**Action item**
The finished copy should hold every entry exactly as given, and no pictures.

Collected data
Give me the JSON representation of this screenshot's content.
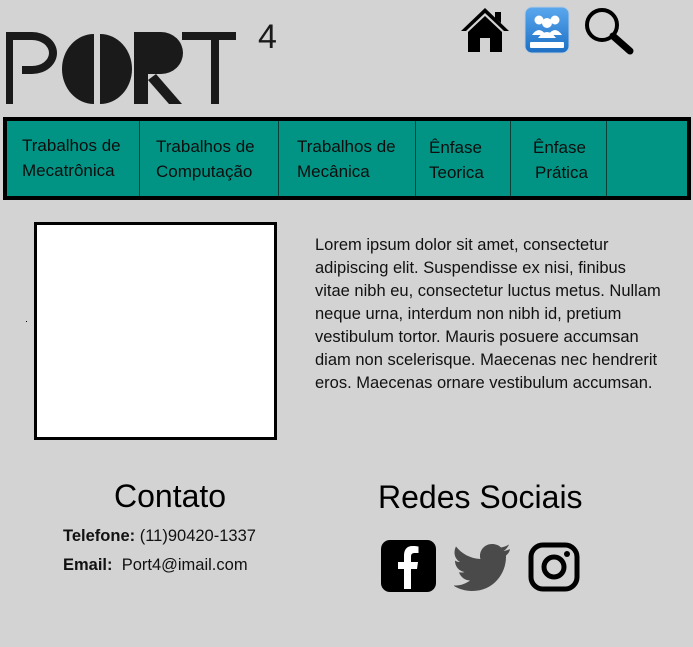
{
  "header": {
    "logo_text": "PORT",
    "logo_sup": "4",
    "icons": [
      "home-icon",
      "community-icon",
      "search-icon"
    ]
  },
  "nav": {
    "items": [
      {
        "line1": "Trabalhos de",
        "line2": "Mecatrônica"
      },
      {
        "line1": "Trabalhos de",
        "line2": "Computação"
      },
      {
        "line1": "Trabalhos de",
        "line2": "Mecânica"
      },
      {
        "line1": "Ênfase",
        "line2": "Teorica"
      },
      {
        "line1": "Ênfase",
        "line2": "Prática"
      }
    ]
  },
  "main": {
    "text": "Lorem ipsum dolor sit amet, consectetur adipiscing elit. Suspendisse ex nisi, finibus vitae nibh eu, consectetur luctus metus. Nullam neque urna, interdum non nibh id, pretium vestibulum tortor. Mauris posuere accumsan diam non scelerisque. Maecenas nec hendrerit eros. Maecenas ornare vestibulum accumsan."
  },
  "contact": {
    "title": "Contato",
    "phone_label": "Telefone:",
    "phone_value": "(11)90420-1337",
    "email_label": "Email:",
    "email_value": "Port4@imail.com"
  },
  "social": {
    "title": "Redes Sociais",
    "icons": [
      "facebook-icon",
      "twitter-icon",
      "instagram-icon"
    ]
  },
  "colors": {
    "background": "#d3d3d3",
    "nav": "#019484"
  }
}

**Expected output**
Give me the JSON representation of this screenshot's content.
{
  "header": {
    "logo_text": "PORT",
    "logo_sup": "4",
    "icons": [
      "home-icon",
      "community-icon",
      "search-icon"
    ]
  },
  "nav": {
    "items": [
      {
        "line1": "Trabalhos de",
        "line2": "Mecatrônica"
      },
      {
        "line1": "Trabalhos de",
        "line2": "Computação"
      },
      {
        "line1": "Trabalhos de",
        "line2": "Mecânica"
      },
      {
        "line1": "Ênfase",
        "line2": "Teorica"
      },
      {
        "line1": "Ênfase",
        "line2": "Prática"
      }
    ]
  },
  "main": {
    "text": "Lorem ipsum dolor sit amet, consectetur adipiscing elit. Suspendisse ex nisi, finibus vitae nibh eu, consectetur luctus metus. Nullam neque urna, interdum non nibh id, pretium vestibulum tortor. Mauris posuere accumsan diam non scelerisque. Maecenas nec hendrerit eros. Maecenas ornare vestibulum accumsan."
  },
  "contact": {
    "title": "Contato",
    "phone_label": "Telefone:",
    "phone_value": "(11)90420-1337",
    "email_label": "Email:",
    "email_value": "Port4@imail.com"
  },
  "social": {
    "title": "Redes Sociais",
    "icons": [
      "facebook-icon",
      "twitter-icon",
      "instagram-icon"
    ]
  },
  "colors": {
    "background": "#d3d3d3",
    "nav": "#019484"
  }
}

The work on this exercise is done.